The voice of the third sector is not being heard in shaping communities at regional level. The ipprnorth think tank has called for Government action to give the sector greater influence.
The survey on which the ipprnorth report is based, found that over 80 per cent of charity leaders thought that decision making at the regional was important for their work, but over 60 per cent thought the sector’s voice in policy-making at the regional and sub-regional levels was not very well established.
Because the role regions now play in shaping communities is changing with new powers and functions, the Government should include the third sector as key stakeholders together with quangos and partnerships, such as the Regional Development Agencies, regional local authority leaders’ boards and city-regional partnerships.
But if the third sector is to play an important role in decisions about economic development, planning, housing and regeneration, they need skills to do so effectively. These include strategic thinking, building strategic alliances, looking beyond immediate local issues and being clear about which policy debates to enter, and why. They also need to develop key messages providing a more coherent voice for the third sector and understanding and responding to small ‘p’ politics.
Jenny Berry, Director of ACEVO in the north said: “This report is an opportunity to raise the profile of third sector policy engagement with regional and national Government. A requirement from central Government to include the sector as a key stakeholder in partnerships and processes would strengthen the sector’s hand at a regional level.”

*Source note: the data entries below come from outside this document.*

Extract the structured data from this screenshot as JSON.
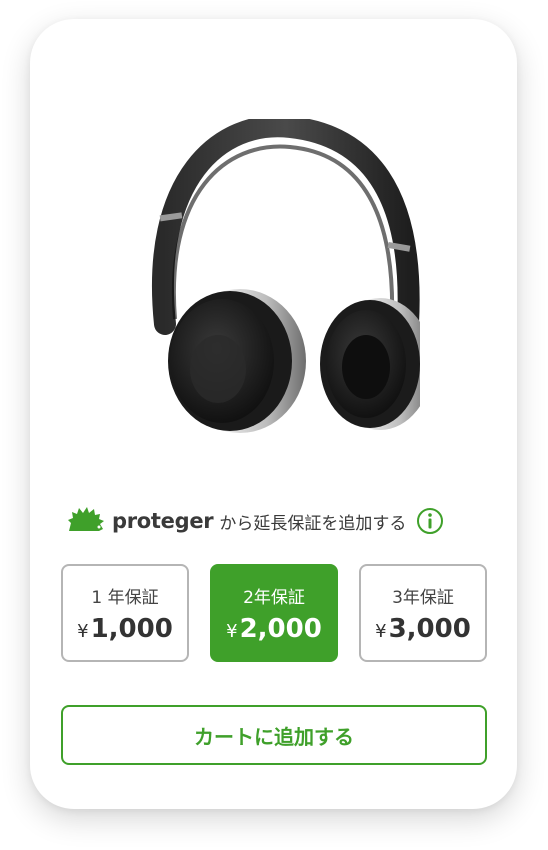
{
  "product": {
    "image_icon": "headphones-image"
  },
  "warranty": {
    "brand_name": "proteger",
    "prompt_text": "から延長保証を追加する",
    "info_icon": "info-icon",
    "brand_color": "#3fa02a",
    "options": [
      {
        "label": "1 年保証",
        "currency": "¥",
        "price": "1,000",
        "selected": false
      },
      {
        "label": "2年保証",
        "currency": "¥",
        "price": "2,000",
        "selected": true
      },
      {
        "label": "3年保証",
        "currency": "¥",
        "price": "3,000",
        "selected": false
      }
    ]
  },
  "cart": {
    "add_button_label": "カートに追加する"
  }
}
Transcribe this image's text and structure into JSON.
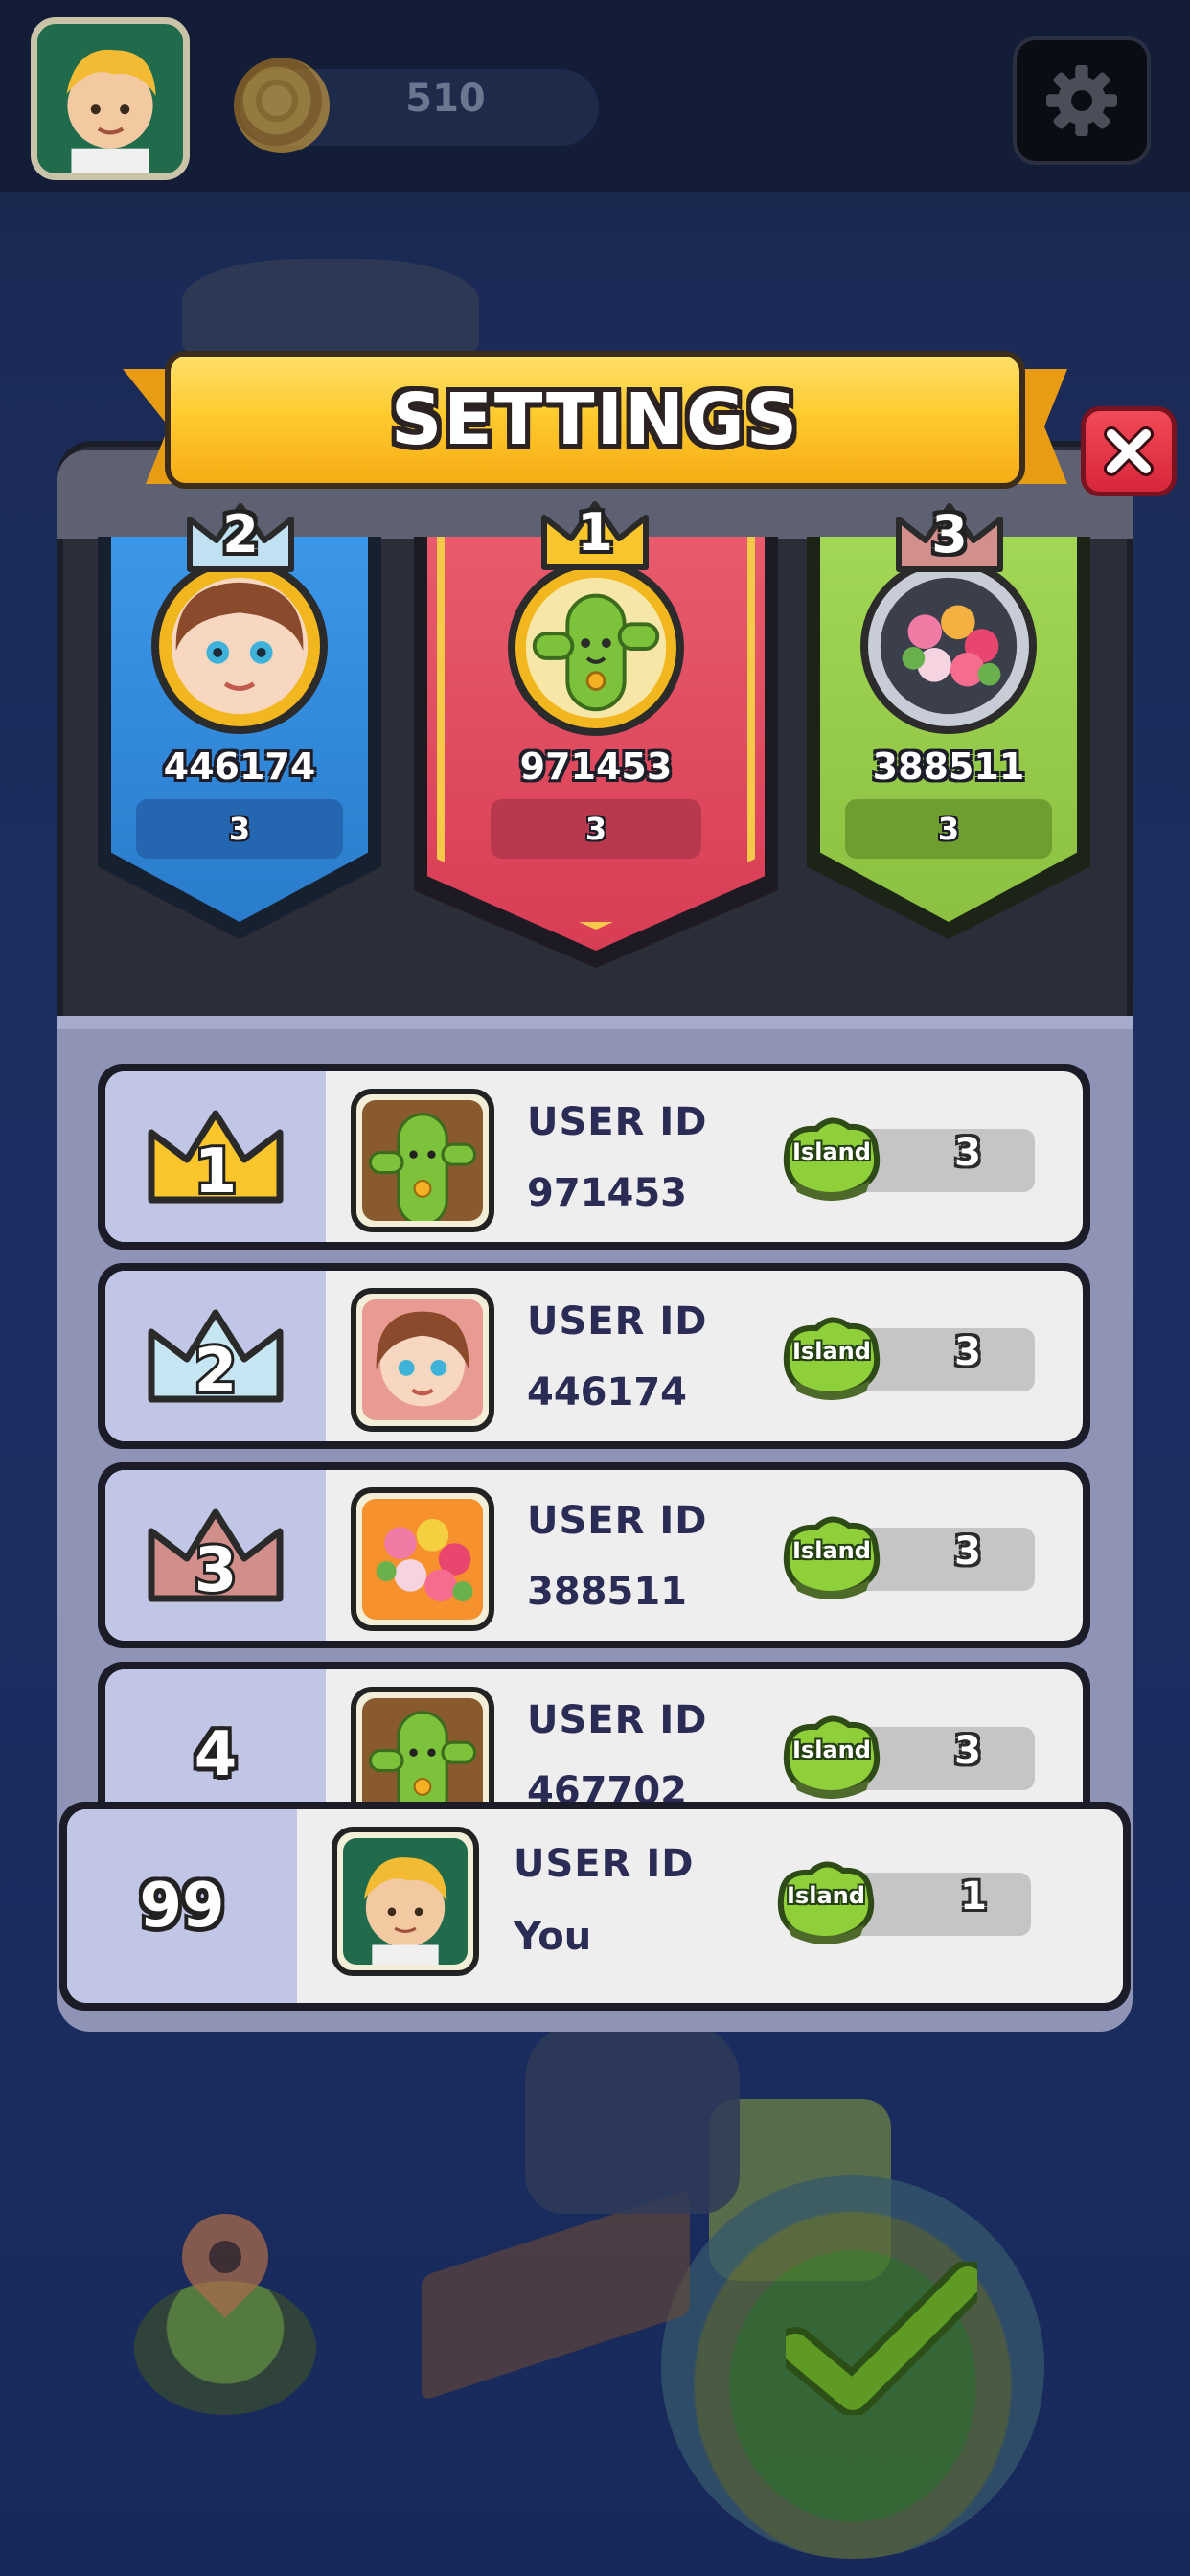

The Office of the Third Sector has awarded a contract to the Improvement and Development Agency for a programme to improve the contribution of the third sector to public service design and delivery. Under the contract, training will be provided to develop smarter and more effective processes and practices around commissioning. There will be joint training for commissioners and third sector bidders in the key areas of health and social care, education, training, employment, offender management and criminal justice.